Weird and ingenious.
While I can’t pretend to know the intricate differences between a jpg and a png, I’ve got an appreciation of the science and mathematics that goes into imaging technology. Every so often a strange new development from MIT’s media lab crosses my radar, as happened a couple weeks ago with Bokode, a barcode hidden and read in out-of-focus areas of a picture which could allow something like physical hyperlinking of data on a webpage to physical objects through photographs made of the image or Nintendo Wii-like interactivity in the classroom or in public areas. Weird stuff with much cool science behind the scenes.
Photosketch, which has since been renamed, is just one such weird academic research project which could radically change the way we interact with photos or, um, decorate our myspace pages. It’s got to be seen to be believed; the video‘s at the top of the post. Basically, you make a couple line drawings with labels, and the software automatically grabs images from the internet and relatively seamlessly creates a new image with all of the specified elements. Sounds crazy. Is crazy.
Here’s a layman’s explanation, but really you should just watch the video. There’s some talk that the whole thing’s a hoax, but the paper announcing the demo came from a couple of researchers associated with related image research and Photosketch was presented at a respected graphics technology symposium. The source code was purportedly available at some point, but it’s disappeared since I first read accounts of the technology. I was hoping to illustrate the post with a picture of me photographing a unicorn in a coral reef while a UFO flew by….
Heather Morton has a roundup of perspectives on the tool.
(first spotted on waxy.org)
I’m always interested in how photography gets used outside of photography circles.
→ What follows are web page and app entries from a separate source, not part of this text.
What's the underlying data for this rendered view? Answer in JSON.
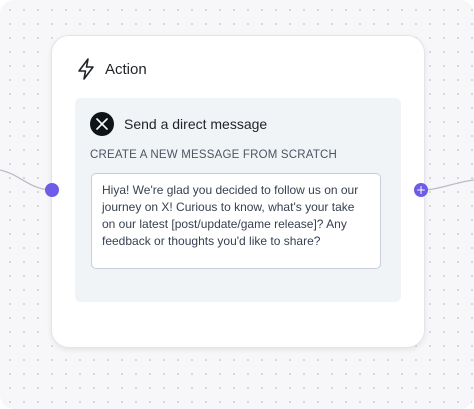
{
  "action_card": {
    "title": "Action",
    "icon": "bolt-icon"
  },
  "integration": {
    "icon": "x-logo-icon",
    "label": "Send a direct message"
  },
  "message": {
    "section_label": "CREATE A NEW MESSAGE FROM SCRATCH",
    "text": "Hiya! We're glad you decided to follow us on our journey on X! Curious to know, what's your take on our latest [post/update/game release]? Any feedback or thoughts you'd like to share?"
  },
  "connectors": {
    "input_handle_icon": "dot-icon",
    "output_handle_icon": "plus-icon",
    "handle_color": "#6c5ce7"
  },
  "colors": {
    "canvas_bg": "#f7f7f9",
    "card_bg": "#ffffff",
    "panel_bg": "#f1f4f7"
  }
}
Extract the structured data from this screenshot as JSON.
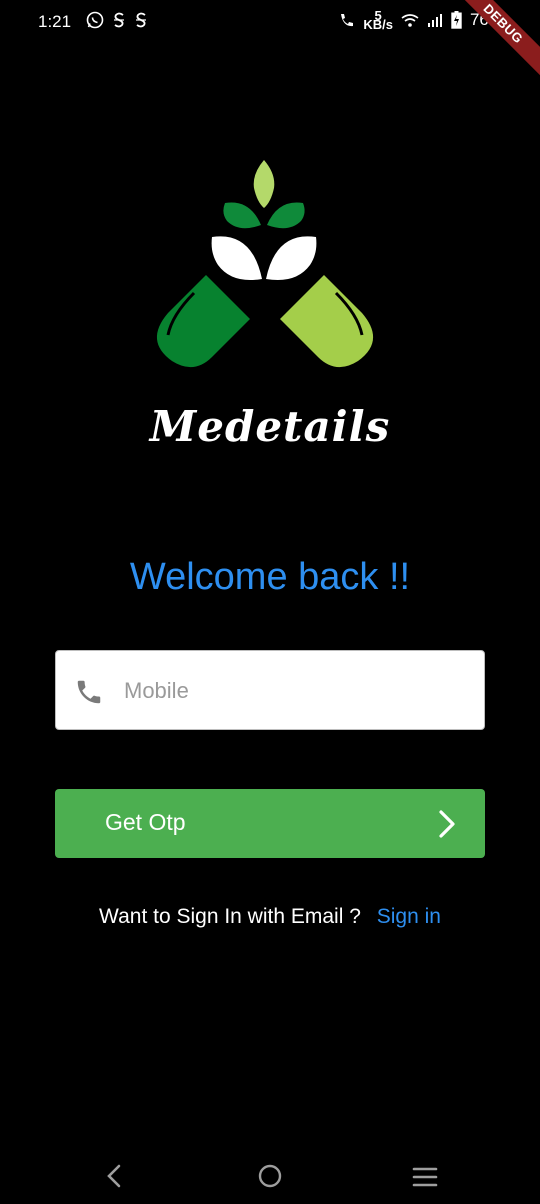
{
  "status_bar": {
    "time": "1:21",
    "notification_icons": [
      "whatsapp-icon",
      "s-app-icon",
      "s-app-icon"
    ],
    "network_speed_value": "5",
    "network_speed_unit": "KB/s",
    "battery_level": "76%",
    "debug_banner": "DEBUG"
  },
  "brand": {
    "name": "Medetails",
    "colors": {
      "dark_green": "#07822f",
      "light_green": "#a4ce4a",
      "leaf_dark": "#0f8a3a",
      "leaf_light": "#b4d96a"
    }
  },
  "login": {
    "welcome_text": "Welcome back !!",
    "mobile_placeholder": "Mobile",
    "mobile_value": "",
    "get_otp_label": "Get Otp",
    "email_prompt": "Want to Sign In with Email ?",
    "sign_in_link": "Sign in",
    "accent_color": "#2e8ff0",
    "button_color": "#4caf50"
  },
  "nav_bar": {
    "icons": [
      "back-icon",
      "home-icon",
      "recents-icon"
    ]
  }
}
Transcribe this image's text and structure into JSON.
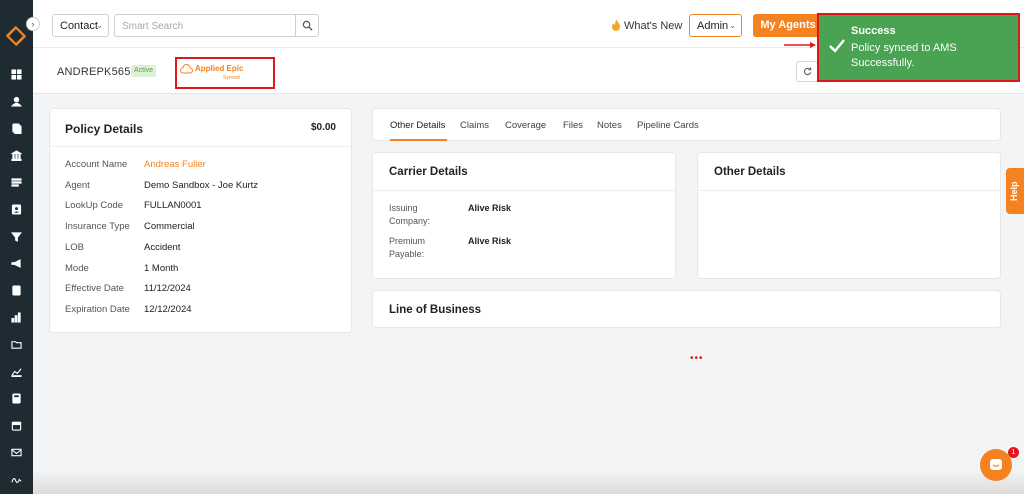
{
  "sidebar": {
    "logo": "company-logo",
    "icons": [
      "dashboard-icon",
      "contacts-icon",
      "policies-icon",
      "bank-icon",
      "list-icon",
      "contact-card-icon",
      "filter-icon",
      "megaphone-icon",
      "document-icon",
      "analytics-icon",
      "folder-icon",
      "reports-icon",
      "calculator-icon",
      "calendar-icon",
      "email-icon",
      "signature-icon"
    ]
  },
  "header": {
    "contact_select": "Contact",
    "search_placeholder": "Smart Search",
    "whats_new": "What's New",
    "admin_select": "Admin",
    "my_agents": "My Agents"
  },
  "policy_header": {
    "policy_number": "ANDREPK5656",
    "status": "Active",
    "sync_title": "Applied Epic",
    "sync_status": "Synced"
  },
  "policy_details": {
    "title": "Policy Details",
    "amount": "$0.00",
    "rows": [
      {
        "label": "Account Name",
        "value": "Andreas Fuller"
      },
      {
        "label": "Agent",
        "value": "Demo Sandbox - Joe Kurtz"
      },
      {
        "label": "LookUp Code",
        "value": "FULLAN0001"
      },
      {
        "label": "Insurance Type",
        "value": "Commercial"
      },
      {
        "label": "LOB",
        "value": "Accident"
      },
      {
        "label": "Mode",
        "value": "1 Month"
      },
      {
        "label": "Effective Date",
        "value": "11/12/2024"
      },
      {
        "label": "Expiration Date",
        "value": "12/12/2024"
      }
    ]
  },
  "tabs": [
    "Other Details",
    "Claims",
    "Coverage",
    "Files",
    "Notes",
    "Pipeline Cards"
  ],
  "carrier_details": {
    "title": "Carrier Details",
    "rows": [
      {
        "label": "Issuing Company:",
        "value": "Alive Risk"
      },
      {
        "label": "Premium Payable:",
        "value": "Alive Risk"
      }
    ]
  },
  "other_details": {
    "title": "Other Details"
  },
  "line_of_business": {
    "title": "Line of Business"
  },
  "help_tab": "Help",
  "chat": {
    "badge": "1"
  },
  "toast": {
    "title": "Success",
    "message": "Policy synced to AMS Successfully."
  },
  "colors": {
    "accent": "#f58220",
    "sidebar": "#1f2b33",
    "toast": "#4aa352",
    "highlight": "#e0161c"
  }
}
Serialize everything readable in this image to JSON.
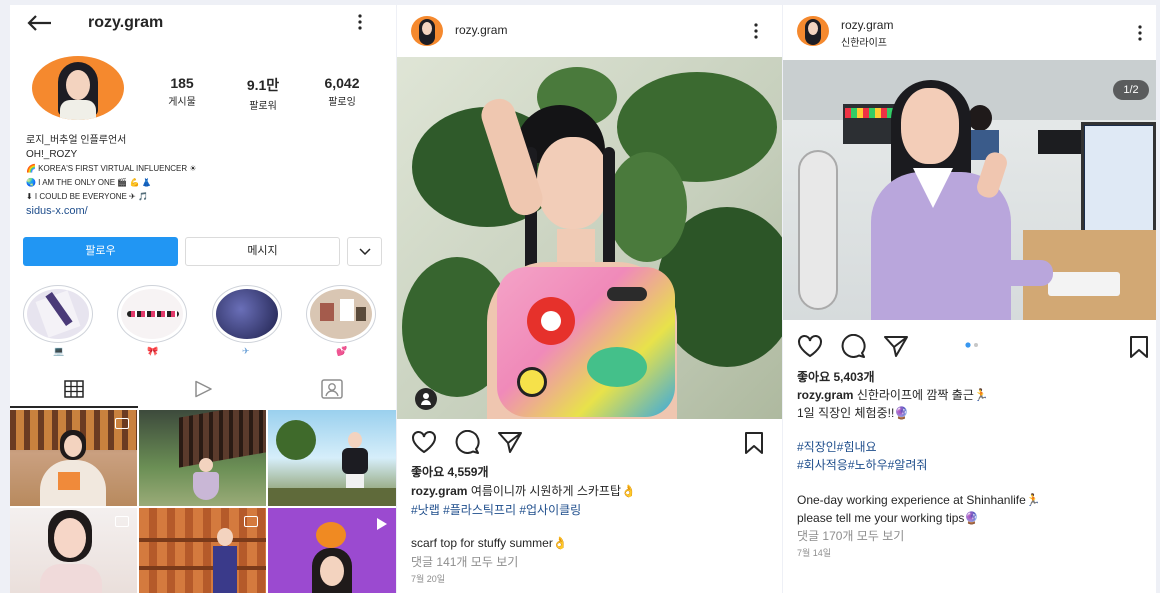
{
  "profile": {
    "username": "rozy.gram",
    "stats": [
      {
        "value": "185",
        "label": "게시물"
      },
      {
        "value": "9.1만",
        "label": "팔로워"
      },
      {
        "value": "6,042",
        "label": "팔로잉"
      }
    ],
    "bio": [
      "로지_버추얼 인플루언서",
      "OH!_ROZY",
      "🌈 KOREA'S FIRST VIRTUAL INFLUENCER ☀",
      "🌏 I AM THE ONLY ONE 🎬 💪 👗",
      "⬇ I COULD BE EVERYONE ✈ 🎵"
    ],
    "link": "sidus-x.com/",
    "follow_label": "팔로우",
    "message_label": "메시지",
    "story_emojis": [
      "💻",
      "🎀",
      "✈",
      "💕"
    ],
    "tabs": [
      "grid",
      "reels",
      "tagged"
    ]
  },
  "post1": {
    "username": "rozy.gram",
    "likes": "좋아요 4,559개",
    "caption_user": "rozy.gram",
    "caption": "여름이니까 시원하게 스카프탑👌",
    "hashtags": "#낫랩 #플라스틱프리 #업사이클링",
    "english": "scarf top for stuffy summer👌",
    "comments": "댓글 141개 모두 보기",
    "date": "7월 20일"
  },
  "post2": {
    "username": "rozy.gram",
    "location": "신한라이프",
    "counter": "1/2",
    "likes": "좋아요 5,403개",
    "caption_user": "rozy.gram",
    "caption": "신한라이프에 깜짝 출근🏃",
    "caption2": "1일 직장인 체험중!!🔮",
    "hashtags1": "#직장인#힘내요",
    "hashtags2": "#회사적응#노하우#알려줘",
    "english1": "One-day working experience at Shinhanlife🏃",
    "english2": "please tell me your working tips🔮",
    "comments": "댓글 170개 모두 보기",
    "date": "7월 14일"
  },
  "colors": {
    "follow_blue": "#2196f3",
    "avatar_orange": "#f5892e",
    "hashtag_blue": "#1f4e8c"
  }
}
Sarah Williams’ and Minna Ninova’s maps of cultural “buzz,” based on geo-tagged photos in the Getty archive, scratch that itch well. Using Elizabeth Currid’s and Sarah Williams’ research data culled from thousands of photos, the maps show heatmaps of what might be considered culturally significant locales. Of course, high-profile media events (the Oscars, for instance) throw some skew into the data, making it difficult for still important but less publicized events to show on the map, but they work as a great illustration of the places where mainstream America casts its gaze. If the accuracy of the data could be controlled for, I’m sure a similarly-created map using flickr’s huge data set would be very interesting. The research paper, “The Geography of Buzz: Art, Culture and the Social Milieu in Los Angeles and New York,” is also available.
(via Lens Culture)